You know, I love the New Year.  I love it not for resolutions, which I don’t particularly believe in for the way they allow us to put off the important things a little longer (if you have a resolution to make, make it now, don’t wait for next week or next year, do it now).  I love it because we remember what a beginning is, and we feel the hope and excitement that comes along with beginnings.  Just as the transition from winter to spring does, January reminds me of the renewal each day offers, and in times of global turmoil and bad news, it is this renewal that is sacred.

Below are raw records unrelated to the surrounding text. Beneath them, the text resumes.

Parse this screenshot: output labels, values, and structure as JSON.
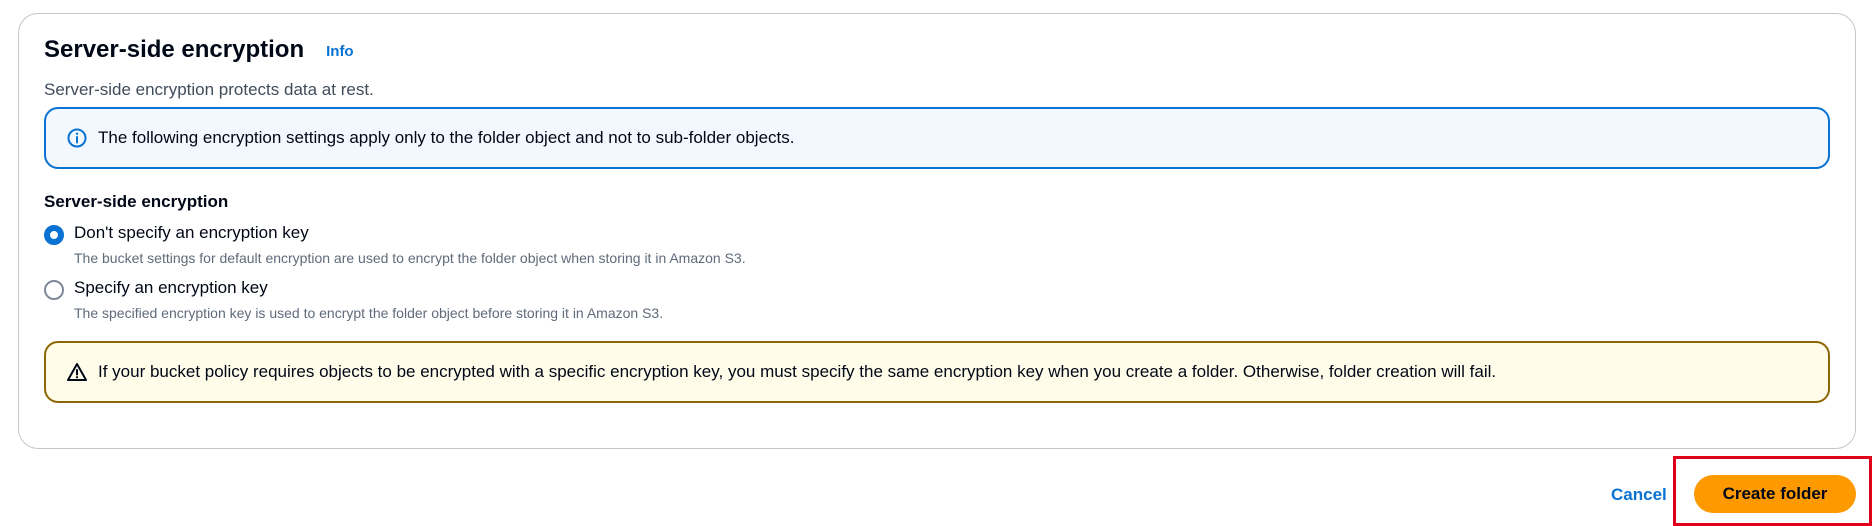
{
  "section": {
    "title": "Server-side encryption",
    "info_label": "Info",
    "description": "Server-side encryption protects data at rest."
  },
  "info_alert": {
    "icon": "info-circle-icon",
    "text": "The following encryption settings apply only to the folder object and not to sub-folder objects."
  },
  "encryption_field": {
    "label": "Server-side encryption",
    "options": [
      {
        "label": "Don't specify an encryption key",
        "description": "The bucket settings for default encryption are used to encrypt the folder object when storing it in Amazon S3.",
        "selected": true
      },
      {
        "label": "Specify an encryption key",
        "description": "The specified encryption key is used to encrypt the folder object before storing it in Amazon S3.",
        "selected": false
      }
    ]
  },
  "warning_alert": {
    "icon": "warning-triangle-icon",
    "text": "If your bucket policy requires objects to be encrypted with a specific encryption key, you must specify the same encryption key when you create a folder. Otherwise, folder creation will fail."
  },
  "actions": {
    "cancel_label": "Cancel",
    "create_label": "Create folder"
  },
  "colors": {
    "link": "#0972d3",
    "primary_button": "#ff9900",
    "info_border": "#0972d3",
    "warning_border": "#8d6605",
    "highlight": "#e0001b"
  }
}
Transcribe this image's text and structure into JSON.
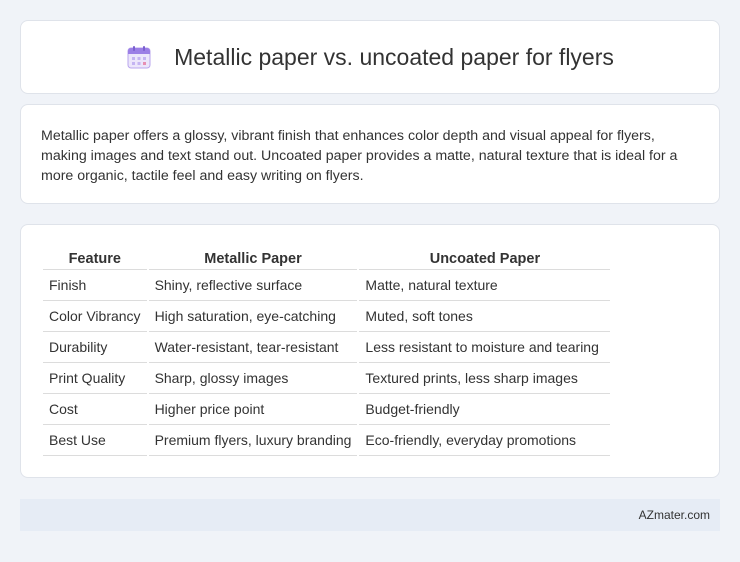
{
  "header": {
    "title": "Metallic paper vs. uncoated paper for flyers",
    "icon": "calendar-icon"
  },
  "summary": {
    "text": "Metallic paper offers a glossy, vibrant finish that enhances color depth and visual appeal for flyers, making images and text stand out. Uncoated paper provides a matte, natural texture that is ideal for a more organic, tactile feel and easy writing on flyers."
  },
  "table": {
    "headers": [
      "Feature",
      "Metallic Paper",
      "Uncoated Paper"
    ],
    "rows": [
      [
        "Finish",
        "Shiny, reflective surface",
        "Matte, natural texture"
      ],
      [
        "Color Vibrancy",
        "High saturation, eye-catching",
        "Muted, soft tones"
      ],
      [
        "Durability",
        "Water-resistant, tear-resistant",
        "Less resistant to moisture and tearing"
      ],
      [
        "Print Quality",
        "Sharp, glossy images",
        "Textured prints, less sharp images"
      ],
      [
        "Cost",
        "Higher price point",
        "Budget-friendly"
      ],
      [
        "Best Use",
        "Premium flyers, luxury branding",
        "Eco-friendly, everyday promotions"
      ]
    ]
  },
  "footer": {
    "text": "AZmater.com"
  },
  "colors": {
    "page_background": "#f0f3f8",
    "card_background": "#ffffff",
    "footer_background": "#e6ecf5",
    "icon_accent": "#9b7fe6"
  }
}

A beginning often marks a change of course, or at least some type of change in one’s life, whether it is a new day, a new job, a new outlook, or a new way of living.  I will tell you that I am a generally positive person, fulfilled in love and family, and though I don’t make much money, I know how to make my own bread, grow my own food, and create my own happiness.  Still, there are obstacles I run into, and I have been known to let my frustrations ferment, trapped behind the walls that my own desire creates when something does not come fast or easy enough; and I have been known to give all my energy away to others until I am empty and have none left for myself.  So when I read the quote above, I thought yes.  Yes I will give myself a perfect day.  Then I realized, I can give myself many perfect days.  For me, this means waking up refreshed, taking time for tea and yoga in the morning, taking time to write, time to run with the dogs for hours in the woods, time to cook and tend to the farm animals, time to be with my husband: time to create a life rather than to buy one.  I am reclaiming my days and renewing my energy.  This is my beginning, my change.  This is my resolution happening now.

 * * *

A few days ago, I opened an old journal of mine and read this entry, dated 9/29/05:

I’ve been thinking about my future.  And I have no idea what career I want.  I know what I want to do—I want to laugh a lot. and smile.  Just simply be happy.

As a freshman in college, this sentiment set my path, and I follow it still.  I will give myself a perfect day.  I will do what makes me happiest, and perhaps this joy will find others, and bring a perfect day to them as well.


Edge and I Raising our Yurt


photo by Katie Spring
Canoeing with Edge, Green River Reservoir


Homemade Bread


photo by Katie Spring
Yurt at Night


Winter Love List

On December third, I came home with a headache.

I sat down to write and found I had no energy to relive the day or to ponder the frustrations that might come up later.

So instead I wrote a list.

“What I Love”

Fresh snow at the beginning of winter

Thin, translucent ice spreading across a pond

Cardinals, chickadees, squirrels


Nobee and Pebble, and their excited, wagging tails when we see each other

The smell of woodsmoke on a cold crisp day

Winter skies, night skies

Baking cupcakes

Eating cupcakes




Milking goats by hand

The satisfied snorts of pigs as they eat


Mountain tops and emerging from treed trails onto a rocky peak

Skinny-dipping in lakes

Lake Massawepie 

Saunas in the winter

The quiet of a snow covered field in late afternoon

The excitement of young creatures

When I finished my list, I sat for a moment, and then continued:

There is so much in this world to celebrate.  May I see this; may I recognize these things; may my heart be lifted and my lips flutter into a smile.  Not everything has to be big.  May I find contentment in the small pieces of life and see each moment as alive, and may I know there is always a choice to be happy.  I am a being of love.  May I always live with this knowing.  

So today, I share with you these things I love.  May you see what you love also.